- _Instructions to follow_
Pull every line that includes the word "gesture" from the data.

Start of Material for the task

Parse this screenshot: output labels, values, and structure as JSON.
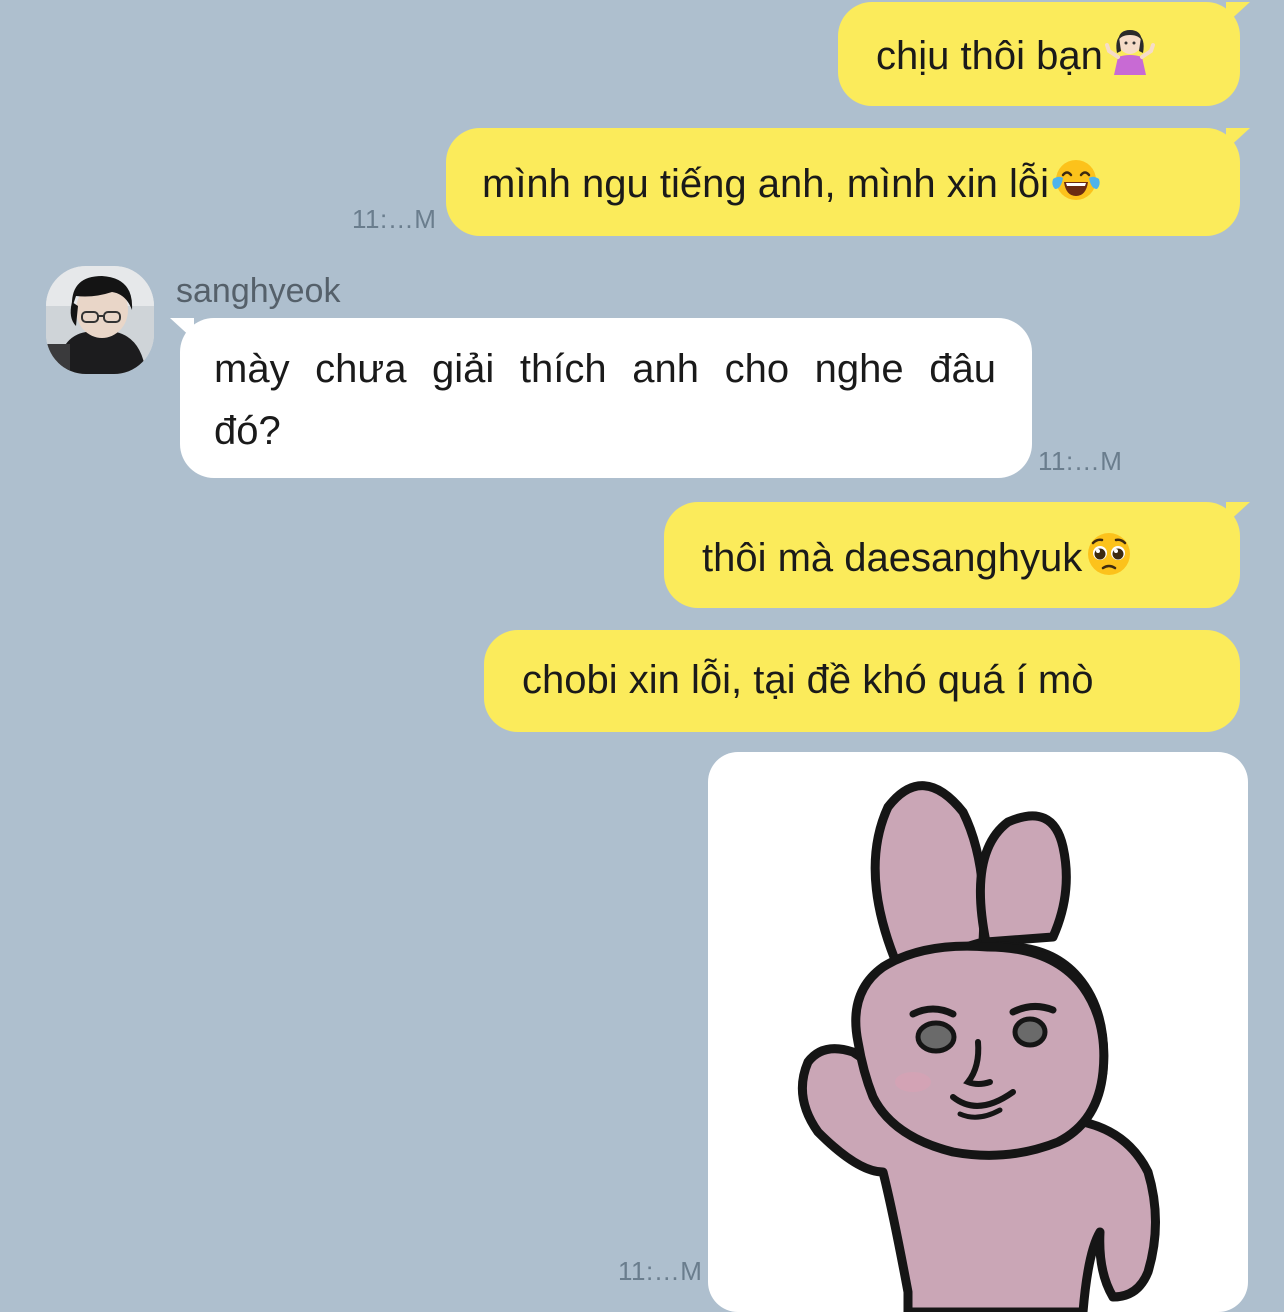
{
  "colors": {
    "background": "#aebfce",
    "outgoing_bubble": "#fbeb5b",
    "incoming_bubble": "#ffffff",
    "timestamp": "#6a7d8d"
  },
  "messages": [
    {
      "text": "chịu thôi bạn",
      "emoji": "person-shrugging-emoji"
    },
    {
      "text": "mình ngu tiếng anh, mình xin lỗi",
      "emoji": "tears-of-joy-emoji",
      "time": "11:…M"
    },
    {
      "sender": "sanghyeok",
      "text": "mày chưa giải thích anh cho nghe đâu đó?",
      "time": "11:…M"
    },
    {
      "text": "thôi mà daesanghyuk",
      "emoji": "pleading-face-emoji"
    },
    {
      "text": "chobi xin lỗi, tại đề khó quá í mò"
    },
    {
      "sticker": "pink-bunny-sticker",
      "time": "11:…M"
    }
  ]
}
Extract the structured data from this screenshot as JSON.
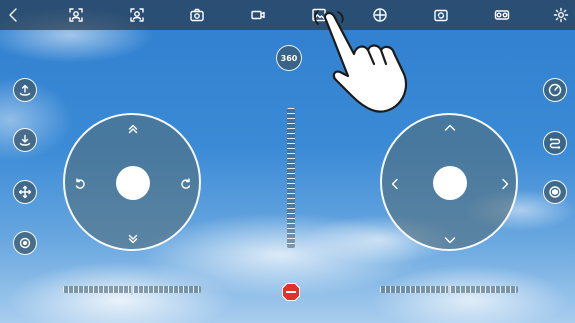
{
  "app": {
    "camera_badge_label": "360"
  },
  "toolbar": {
    "items": [
      {
        "name": "back",
        "icon": "chevron-left-icon"
      },
      {
        "name": "gesture-photo",
        "icon": "face-frame-icon"
      },
      {
        "name": "gesture-video",
        "icon": "face-frame-icon"
      },
      {
        "name": "photo",
        "icon": "camera-icon"
      },
      {
        "name": "video",
        "icon": "video-camera-icon"
      },
      {
        "name": "gallery",
        "icon": "image-icon"
      },
      {
        "name": "headless-mode",
        "icon": "crosshair-icon"
      },
      {
        "name": "switch-camera",
        "icon": "rotate-camera-icon"
      },
      {
        "name": "vr-mode",
        "icon": "vr-glasses-icon"
      },
      {
        "name": "settings",
        "icon": "gear-icon"
      }
    ]
  },
  "left_controls": [
    {
      "name": "takeoff",
      "icon": "takeoff-icon"
    },
    {
      "name": "land",
      "icon": "land-icon"
    },
    {
      "name": "move",
      "icon": "move-arrows-icon"
    },
    {
      "name": "calibrate",
      "icon": "target-icon"
    }
  ],
  "right_controls": [
    {
      "name": "speed",
      "icon": "speedometer-icon"
    },
    {
      "name": "route",
      "icon": "route-icon"
    },
    {
      "name": "gravity",
      "icon": "gravity-sensor-icon"
    }
  ],
  "colors": {
    "toolbar_bg": "#3c5a6e",
    "control_bg": "#50707d",
    "stop_red": "#e2302b",
    "sky": "#3a8ad6"
  }
}
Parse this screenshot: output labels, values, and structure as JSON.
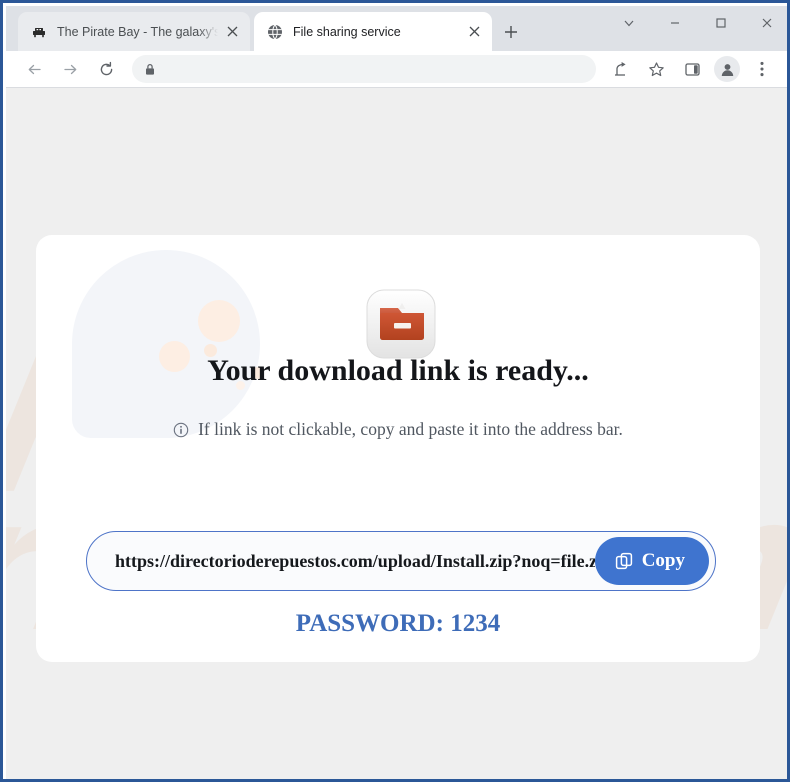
{
  "browser": {
    "tabs": [
      {
        "title": "The Pirate Bay - The galaxy's mos",
        "favicon": "ship-icon",
        "active": false
      },
      {
        "title": "File sharing service",
        "favicon": "globe-icon",
        "active": true
      }
    ],
    "new_tab_label": "+",
    "window_controls": {
      "tab_search": "tab-search-icon",
      "minimize": "minimize-icon",
      "maximize": "maximize-icon",
      "close": "close-icon"
    },
    "toolbar": {
      "back": "back-arrow-icon",
      "forward": "forward-arrow-icon",
      "reload": "reload-icon",
      "address_value": "",
      "address_placeholder": "",
      "lock": "lock-icon",
      "share": "share-icon",
      "bookmark": "star-icon",
      "side_panel": "side-panel-icon",
      "profile": "profile-avatar-icon",
      "menu": "three-dot-menu-icon"
    }
  },
  "page": {
    "watermark_line1": "pc",
    "watermark_line2": "risk.com",
    "file_icon": "zip-archive-icon",
    "filename": "file.zip",
    "headline": "Your download link is ready...",
    "hint_icon": "info-icon",
    "hint_text": "If link is not clickable, copy and paste it into the address bar.",
    "download_url": "https://directorioderepuestos.com/upload/Install.zip?noq=file.zip",
    "copy_button_label": "Copy",
    "copy_button_icon": "copy-icon",
    "password_text": "PASSWORD: 1234"
  },
  "colors": {
    "frame_border": "#2b5797",
    "page_background": "#efefef",
    "card_background": "#ffffff",
    "accent_blue": "#3f74cf",
    "link_blue": "#3a639c",
    "password_blue": "#3e6cb8",
    "zip_icon_orange": "#c9502f",
    "watermark": "#e9c4aa"
  }
}
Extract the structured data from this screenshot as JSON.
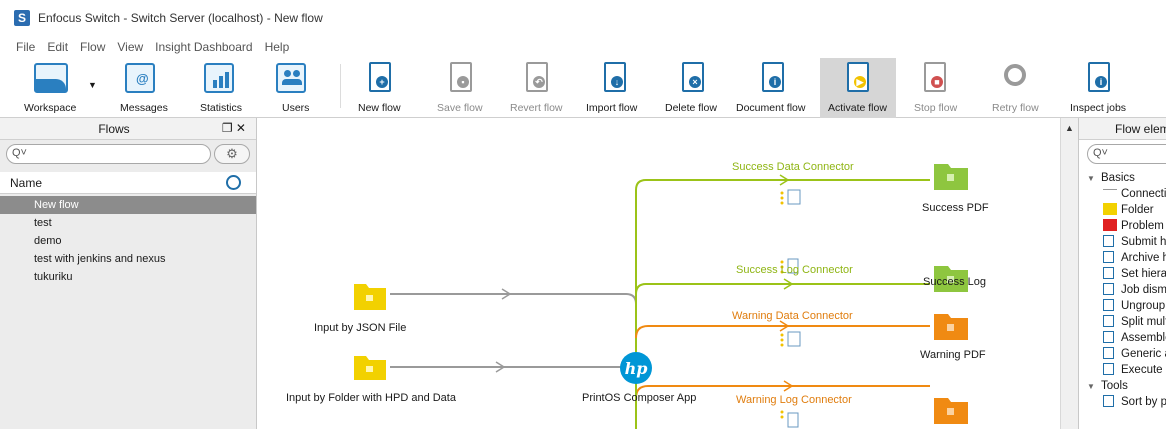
{
  "window": {
    "title": "Enfocus Switch - Switch Server (localhost) - New flow",
    "logo_letter": "S"
  },
  "menu": [
    "File",
    "Edit",
    "Flow",
    "View",
    "Insight Dashboard",
    "Help"
  ],
  "toolbar": {
    "workspace": "Workspace",
    "messages": "Messages",
    "statistics": "Statistics",
    "users": "Users",
    "new_flow": "New flow",
    "save_flow": "Save flow",
    "revert_flow": "Revert flow",
    "import_flow": "Import flow",
    "delete_flow": "Delete flow",
    "document_flow": "Document flow",
    "activate_flow": "Activate flow",
    "stop_flow": "Stop flow",
    "retry_flow": "Retry flow",
    "inspect_jobs": "Inspect jobs"
  },
  "flows_panel": {
    "title": "Flows",
    "controls": "❐ ✕",
    "search_prefix": "Q˅",
    "gear": "⚙",
    "column_name": "Name",
    "items": [
      "New flow",
      "test",
      "demo",
      "test with jenkins and nexus",
      "tukuriku"
    ],
    "selected_index": 0
  },
  "canvas": {
    "nodes": {
      "input_json": "Input by JSON File",
      "input_folder": "Input by Folder with HPD and Data",
      "printos": "PrintOS Composer App",
      "printos_logo": "hp",
      "success_pdf": "Success PDF",
      "success_log": "Success Log",
      "warning_pdf": "Warning PDF"
    },
    "connectors": {
      "success_data": "Success Data Connector",
      "success_log": "Success Log Connector",
      "warning_data": "Warning Data Connector",
      "warning_log": "Warning Log Connector"
    },
    "colors": {
      "success": "#9bc318",
      "warning": "#f08a12",
      "neutral": "#9a9a9a",
      "folder_yellow": "#f2d100",
      "folder_green": "#8ec63f",
      "folder_orange": "#f08a12",
      "hp_blue": "#0096d6"
    }
  },
  "elements_panel": {
    "title": "Flow elements",
    "search_prefix": "Q˅",
    "categories": [
      {
        "name": "Basics",
        "items": [
          "Connection",
          "Folder",
          "Problem jobs",
          "Submit hierarchy",
          "Archive hierarchy",
          "Set hierarchy path",
          "Job dismantler",
          "Ungroup job",
          "Split multi-job",
          "Assemble job",
          "Generic application",
          "Execute command"
        ]
      },
      {
        "name": "Tools",
        "items": [
          "Sort by preflight state"
        ]
      }
    ]
  }
}
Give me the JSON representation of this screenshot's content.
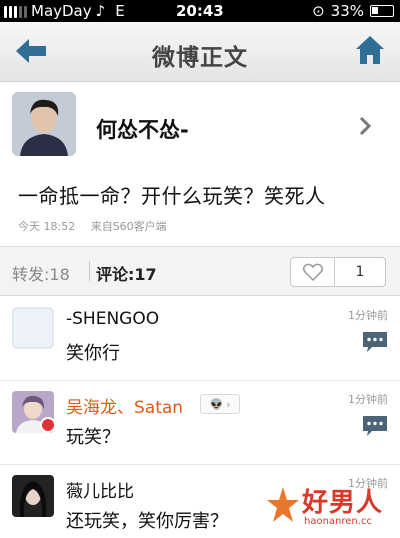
{
  "status_bar": {
    "carrier": "MayDay",
    "network": "E",
    "time": "20:43",
    "battery": "33%"
  },
  "nav": {
    "title": "微博正文",
    "back_icon": "left-arrow-icon",
    "home_icon": "home-icon"
  },
  "author": {
    "name": "何怂不怂-"
  },
  "post": {
    "text": "一命抵一命？开什么玩笑？笑死人",
    "time": "今天 18:52",
    "source": "来自S60客户端"
  },
  "tabs": {
    "repost_label": "转发:18",
    "comment_label": "评论:17",
    "like_count": "1"
  },
  "comments": [
    {
      "name": "-SHENGOO",
      "text": "笑你行",
      "time": "1分钟前"
    },
    {
      "name": "吴海龙、Satan",
      "text": "玩笑？",
      "time": "1分钟前"
    },
    {
      "name": "薇儿比比",
      "text": "还玩笑，笑你厉害？",
      "time": "1分钟前"
    }
  ],
  "watermark": {
    "brand": "好男人",
    "url": "haonanren.cc"
  },
  "colors": {
    "nav_icon": "#2f6f96",
    "vip_name": "#e05a1c",
    "watermark": "#d7392a"
  }
}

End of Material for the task

- _Written solution_
        "name": "gesture-photo",
        "name": "gesture-video",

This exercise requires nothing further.